The invention is not restricted to the embodiment depicted above. For example, the cutting section 6 shown in detail in FIG. 2 may be provided with two stationary cutters 11 for cutting a clipped cable portion along two parallel longitudinal planes. Moreover said sidewalls 9 and 10 could be parallel to each other, at least one of which is movable, as indicated by the arrow in FIG. 2, in order to compress the clipped cable portion by moving the sidewalls to each other. Degreasing may be carried out in a manner differing from the above-mentioned dissolving process, whilst with specific composite bodies the degreasing section can be completely removed. This also applies to any subsequent part of the sorting device formed by the elements described with reference to FIGS. 4, 5 and 6.

Patent Citations
Cited PatentFiling datePublication dateApplicantTitle
US2319198 *Sep 24, 1940May 18, 1943Western Electric CoApparatus for slitting and cutting conductors
US2413192 *Oct 16, 1944Dec 24, 1946William C PopeCable slitting machine
US2728454 *Jul 22, 1952Dec 27, 1955Heckett Engineering IncPortable apparatus for reclaiming metal scrap
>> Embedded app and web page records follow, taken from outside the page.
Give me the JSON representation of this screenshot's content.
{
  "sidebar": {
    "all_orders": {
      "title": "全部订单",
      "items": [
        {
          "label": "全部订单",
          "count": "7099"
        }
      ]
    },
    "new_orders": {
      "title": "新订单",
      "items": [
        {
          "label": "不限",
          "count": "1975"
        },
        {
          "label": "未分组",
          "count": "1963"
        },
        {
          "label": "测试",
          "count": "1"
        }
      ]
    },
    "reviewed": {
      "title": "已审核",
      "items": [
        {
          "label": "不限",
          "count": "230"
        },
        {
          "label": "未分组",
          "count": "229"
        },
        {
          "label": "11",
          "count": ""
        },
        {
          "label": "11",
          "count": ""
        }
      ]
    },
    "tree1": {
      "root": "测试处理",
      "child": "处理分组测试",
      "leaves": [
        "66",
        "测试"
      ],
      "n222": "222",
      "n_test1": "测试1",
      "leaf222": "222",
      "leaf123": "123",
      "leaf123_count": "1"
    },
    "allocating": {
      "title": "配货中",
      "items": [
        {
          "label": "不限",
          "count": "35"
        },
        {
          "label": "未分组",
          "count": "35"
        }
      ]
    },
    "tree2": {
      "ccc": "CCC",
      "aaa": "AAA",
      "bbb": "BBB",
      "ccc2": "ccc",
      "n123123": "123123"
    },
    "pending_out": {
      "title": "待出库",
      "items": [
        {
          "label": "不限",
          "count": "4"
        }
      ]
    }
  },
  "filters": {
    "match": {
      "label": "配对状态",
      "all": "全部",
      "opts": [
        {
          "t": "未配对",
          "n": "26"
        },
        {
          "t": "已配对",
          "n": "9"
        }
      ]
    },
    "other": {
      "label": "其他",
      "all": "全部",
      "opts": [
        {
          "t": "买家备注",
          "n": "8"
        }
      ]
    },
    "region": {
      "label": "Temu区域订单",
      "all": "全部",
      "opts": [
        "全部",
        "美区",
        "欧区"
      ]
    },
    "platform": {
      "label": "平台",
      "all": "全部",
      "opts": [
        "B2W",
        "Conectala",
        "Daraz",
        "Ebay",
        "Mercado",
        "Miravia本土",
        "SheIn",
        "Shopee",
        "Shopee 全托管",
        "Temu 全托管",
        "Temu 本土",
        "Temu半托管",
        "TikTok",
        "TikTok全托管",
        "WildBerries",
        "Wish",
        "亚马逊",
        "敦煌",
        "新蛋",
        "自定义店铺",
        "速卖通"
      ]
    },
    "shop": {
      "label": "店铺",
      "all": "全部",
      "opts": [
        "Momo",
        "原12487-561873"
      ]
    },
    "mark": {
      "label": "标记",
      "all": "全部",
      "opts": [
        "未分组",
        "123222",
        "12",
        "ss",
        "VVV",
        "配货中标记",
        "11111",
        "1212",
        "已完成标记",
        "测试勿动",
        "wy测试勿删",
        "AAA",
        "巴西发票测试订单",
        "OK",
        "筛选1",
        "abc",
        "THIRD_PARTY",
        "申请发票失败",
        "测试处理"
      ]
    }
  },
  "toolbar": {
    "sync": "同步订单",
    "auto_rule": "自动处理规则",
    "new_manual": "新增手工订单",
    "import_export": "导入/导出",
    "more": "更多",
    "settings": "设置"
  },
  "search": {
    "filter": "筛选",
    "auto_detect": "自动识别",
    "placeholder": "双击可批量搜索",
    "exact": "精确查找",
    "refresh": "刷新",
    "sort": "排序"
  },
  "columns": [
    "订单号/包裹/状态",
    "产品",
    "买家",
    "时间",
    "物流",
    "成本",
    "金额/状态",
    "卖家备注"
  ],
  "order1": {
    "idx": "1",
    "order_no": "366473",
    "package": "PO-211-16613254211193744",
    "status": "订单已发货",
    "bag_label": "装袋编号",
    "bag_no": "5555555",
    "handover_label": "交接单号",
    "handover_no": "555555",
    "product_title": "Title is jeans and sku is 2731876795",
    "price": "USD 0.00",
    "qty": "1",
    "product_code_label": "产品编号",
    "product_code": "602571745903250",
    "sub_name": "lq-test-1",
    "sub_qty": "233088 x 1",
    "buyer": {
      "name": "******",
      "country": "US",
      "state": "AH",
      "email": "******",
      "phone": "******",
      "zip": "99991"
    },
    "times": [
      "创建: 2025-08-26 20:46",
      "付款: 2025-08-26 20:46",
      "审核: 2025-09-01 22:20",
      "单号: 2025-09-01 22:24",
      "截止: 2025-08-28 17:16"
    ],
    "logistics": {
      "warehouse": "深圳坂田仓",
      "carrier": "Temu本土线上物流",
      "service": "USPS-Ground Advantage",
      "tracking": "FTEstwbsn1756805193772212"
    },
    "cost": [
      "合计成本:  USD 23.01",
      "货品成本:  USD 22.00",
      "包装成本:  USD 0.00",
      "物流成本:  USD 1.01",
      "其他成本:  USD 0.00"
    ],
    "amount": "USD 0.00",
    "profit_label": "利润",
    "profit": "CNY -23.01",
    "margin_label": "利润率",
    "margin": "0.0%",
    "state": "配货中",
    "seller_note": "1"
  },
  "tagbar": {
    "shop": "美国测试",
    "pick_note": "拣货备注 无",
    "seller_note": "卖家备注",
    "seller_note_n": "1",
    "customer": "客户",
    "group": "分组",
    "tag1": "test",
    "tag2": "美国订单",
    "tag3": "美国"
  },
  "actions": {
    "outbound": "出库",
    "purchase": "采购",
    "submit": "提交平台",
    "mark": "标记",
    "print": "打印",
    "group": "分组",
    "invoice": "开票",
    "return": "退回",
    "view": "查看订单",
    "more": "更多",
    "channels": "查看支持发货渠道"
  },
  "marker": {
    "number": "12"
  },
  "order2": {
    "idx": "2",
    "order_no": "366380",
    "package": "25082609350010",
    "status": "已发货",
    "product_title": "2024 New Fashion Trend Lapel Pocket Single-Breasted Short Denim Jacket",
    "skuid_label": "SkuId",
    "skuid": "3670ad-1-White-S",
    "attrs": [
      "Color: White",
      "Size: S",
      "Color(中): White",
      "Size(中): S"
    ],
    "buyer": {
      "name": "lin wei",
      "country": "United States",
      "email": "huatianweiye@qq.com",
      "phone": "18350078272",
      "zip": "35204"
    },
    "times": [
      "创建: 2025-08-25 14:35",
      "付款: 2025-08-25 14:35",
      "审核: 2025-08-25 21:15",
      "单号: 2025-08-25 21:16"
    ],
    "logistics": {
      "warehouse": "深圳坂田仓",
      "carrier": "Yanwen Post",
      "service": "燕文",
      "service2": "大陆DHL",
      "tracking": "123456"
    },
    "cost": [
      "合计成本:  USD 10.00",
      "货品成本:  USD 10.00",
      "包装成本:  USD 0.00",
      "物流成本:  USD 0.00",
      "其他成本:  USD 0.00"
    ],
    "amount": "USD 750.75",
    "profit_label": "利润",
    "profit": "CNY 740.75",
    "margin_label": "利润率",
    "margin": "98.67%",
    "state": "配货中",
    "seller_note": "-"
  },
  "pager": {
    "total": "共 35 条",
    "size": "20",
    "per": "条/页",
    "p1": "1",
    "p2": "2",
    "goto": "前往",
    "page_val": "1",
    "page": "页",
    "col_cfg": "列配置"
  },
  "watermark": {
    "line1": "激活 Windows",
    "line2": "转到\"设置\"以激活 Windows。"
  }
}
US2743632 *Jul 17, 1953May 1, 1956Western Electric CoJacket stripping apparatus
US3053296 *Jul 19, 1956Sep 11, 1962Urschel Gerald WMethod of and apparatus for slitting beans
US3074653 *Nov 28, 1960Jan 22, 1963Schorsch John BMethod of separating wire and its casing
US3386320 *Mar 10, 1966Jun 4, 1968Reynolds Tobacco Co RPackage-opening method and apparatus
US3749322 *Apr 3, 1972Jul 31, 1973EntoleterMethod of impact milling and aspirating scrap insulated wire to recover metal valves
US3865629 *Nov 7, 1972Feb 11, 1975Dankoff Joseph DanielReclamation of components from grinding swarf
Classifications
U.S. Classification241/19, 134/40, 241/24.15, 134/67, 209/3, 209/38, 83/45, 241/24.14, 134/60, 134/63, 83/176, 209/39, 83/19, 83/408
International ClassificationB03B9/06, H01B15/00
Cooperative ClassificationY02W30/526, Y02W30/523, Y02W30/821, Y10T83/6491, Y10T83/0429, Y10T83/0553, H01B15/005, Y10T83/343, B03B9/061
European ClassificationB03B9/06D, H01B15/00D